    1. It was rather surreal. . . lol Happy dancing for sure. . . if only Footloose had been on the store sound system!

  3. That Is amazing! So glad you refound it! And a story well told also.
    We have a pharmacy downtown (this is a one stoplight town) that has been there since I was a child and it sold penny candy until 5 years or so (maybe more). now they still sell penny candy but you buy it in bunches for $.50 or $1. A kid can still go in and get a black jack taffy or a bit o honey for a dime. But what you saw! That's so much more. I wonder when he decided to stop buying new stock, and stick with vintage?
    Take care

    1. Ohhh Bit o Honey??? Now THAT is a dream! lol Even though I am not nearly the fan of candy I once was. To be able to buy Swedish Fish, Jawbreakers, Like-Em-Aid, Pixie Stix, Razzles, Chunky, Mallow Cups, Dots, Non Pareils, Marathon Bars, Boston Baked Beans etc etc OK, I'll stop. . . is my childhood candy addiction noticeable? lol

      I imagine that fellow had the old stock in storage. Most of that you couldn't send back or return so I suppose he just hoarded it and sometime along the way just decided to sell it if he could. Most of it isn't even marked. You just bring it up to the counter and he goes "How about 5$ for the whole batch?" :)

      Now, if he had only had some old "Highlights for Kids" Magazines!

    2. For me and my best friend walking down town it was more necco wafers, black jack taffy like I said, a tiny bag of sunflower seeds in the shell, those chalky wierd shaped suckers and yes, Swedish fish. Oh, I almost forgot my favorite... smoothie peanut butter cups! We would buy our stuff and take it to the playground behind the high school where they still had one of those old giant merry go rounds and we'd lay on our stomachs on the wood seats, kicking the ground to spin ourselves till we got sick.
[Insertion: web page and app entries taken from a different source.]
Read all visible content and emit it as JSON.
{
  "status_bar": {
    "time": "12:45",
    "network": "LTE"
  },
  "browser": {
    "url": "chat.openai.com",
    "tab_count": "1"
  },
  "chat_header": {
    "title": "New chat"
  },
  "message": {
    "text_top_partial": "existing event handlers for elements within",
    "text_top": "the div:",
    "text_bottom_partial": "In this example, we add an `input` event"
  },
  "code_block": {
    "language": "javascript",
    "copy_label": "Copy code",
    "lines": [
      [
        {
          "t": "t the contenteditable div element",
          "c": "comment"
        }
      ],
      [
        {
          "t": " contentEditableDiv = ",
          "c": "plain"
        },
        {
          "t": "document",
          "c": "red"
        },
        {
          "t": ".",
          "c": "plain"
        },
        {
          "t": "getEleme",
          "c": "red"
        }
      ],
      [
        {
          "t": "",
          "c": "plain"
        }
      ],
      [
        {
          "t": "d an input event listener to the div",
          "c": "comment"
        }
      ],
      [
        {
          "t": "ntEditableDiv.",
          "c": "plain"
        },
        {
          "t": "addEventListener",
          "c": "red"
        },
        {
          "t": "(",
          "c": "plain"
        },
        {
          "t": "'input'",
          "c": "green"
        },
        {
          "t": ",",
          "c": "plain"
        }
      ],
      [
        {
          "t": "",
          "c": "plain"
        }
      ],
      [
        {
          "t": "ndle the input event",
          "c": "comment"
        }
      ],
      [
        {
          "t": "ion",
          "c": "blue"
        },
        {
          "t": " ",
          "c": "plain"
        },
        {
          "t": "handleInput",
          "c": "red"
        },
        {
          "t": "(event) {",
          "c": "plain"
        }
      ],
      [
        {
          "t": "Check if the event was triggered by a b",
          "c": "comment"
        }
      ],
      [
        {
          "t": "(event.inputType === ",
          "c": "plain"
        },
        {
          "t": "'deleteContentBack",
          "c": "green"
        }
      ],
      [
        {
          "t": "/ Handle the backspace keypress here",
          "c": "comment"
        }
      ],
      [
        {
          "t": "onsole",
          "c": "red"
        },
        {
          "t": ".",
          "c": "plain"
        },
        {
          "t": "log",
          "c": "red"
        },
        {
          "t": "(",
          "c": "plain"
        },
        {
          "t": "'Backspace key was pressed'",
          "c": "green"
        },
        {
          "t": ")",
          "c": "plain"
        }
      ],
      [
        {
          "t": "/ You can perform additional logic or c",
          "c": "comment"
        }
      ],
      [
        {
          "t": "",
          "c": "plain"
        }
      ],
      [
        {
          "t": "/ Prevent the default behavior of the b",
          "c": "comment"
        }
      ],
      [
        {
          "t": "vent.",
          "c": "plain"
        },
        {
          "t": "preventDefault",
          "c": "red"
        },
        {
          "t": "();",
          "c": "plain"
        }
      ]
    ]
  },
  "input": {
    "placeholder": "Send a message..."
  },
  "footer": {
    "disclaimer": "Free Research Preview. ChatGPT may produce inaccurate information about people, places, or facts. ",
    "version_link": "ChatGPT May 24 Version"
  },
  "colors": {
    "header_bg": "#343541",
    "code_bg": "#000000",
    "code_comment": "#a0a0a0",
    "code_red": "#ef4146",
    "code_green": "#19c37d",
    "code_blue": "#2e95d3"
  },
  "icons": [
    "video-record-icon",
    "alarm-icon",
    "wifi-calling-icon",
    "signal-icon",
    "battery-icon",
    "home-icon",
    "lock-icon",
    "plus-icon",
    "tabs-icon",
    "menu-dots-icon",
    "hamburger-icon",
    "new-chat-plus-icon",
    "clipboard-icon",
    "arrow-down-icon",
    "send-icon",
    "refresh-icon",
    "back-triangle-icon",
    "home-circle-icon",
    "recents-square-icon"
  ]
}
    3. That is a wonderful memory Andrea! Those merry go rounds. . . I remember Neccos of course (and how adamant people were about there favorite color/flavor even though after 6 they all tasted pretty much the same. Oh, and the little bags of sunflower seeds, yes I can still see the little bags with the window in the front! Reese's. . . uh-huh Sooooo good! And I think they made rings out of that same chalky sucker stuff didn't they? Big gaudy ones, or at least to out little hands??

      OMG I just thought of candy necklaces! We became so proficient at biting half the disc off the string and then "shooting" the other half with our mouth by stretching the string like a sling shot between our teeth then firing!! LOL Once, in third grade, I had to write 100x - "I will not shoot candy necklaces in my class."

      Oh those are just the best memories Andrea. Even when it led to dizzy, stomach churning end results. : ) Don't get me started on Halloween treats!

  4. Wow this really took me away. What a storyteller you are. I would have to make a book double the size of my Storyteller series and rename it after you ^_^. I adored this read, particularly the olde store and you being recognized. Faces sometimes are never forgotten. He obviously really got a lot from you and your mother being customers back in the day. Thanks for sharing your journey Nicolas. It's always a pleasure to visit your blog.x

    1. Thank you Louise!

      Some of it, I am sure, is that it's the faces you recognize, if you see them once a week for years, some memories just never fade. I could not have told you what he looked prior to walking in there like but the moment I saw him, I knew it was him. Funny huh?

      Thank you SO much for coming by Louise!! You are TOO kind! :)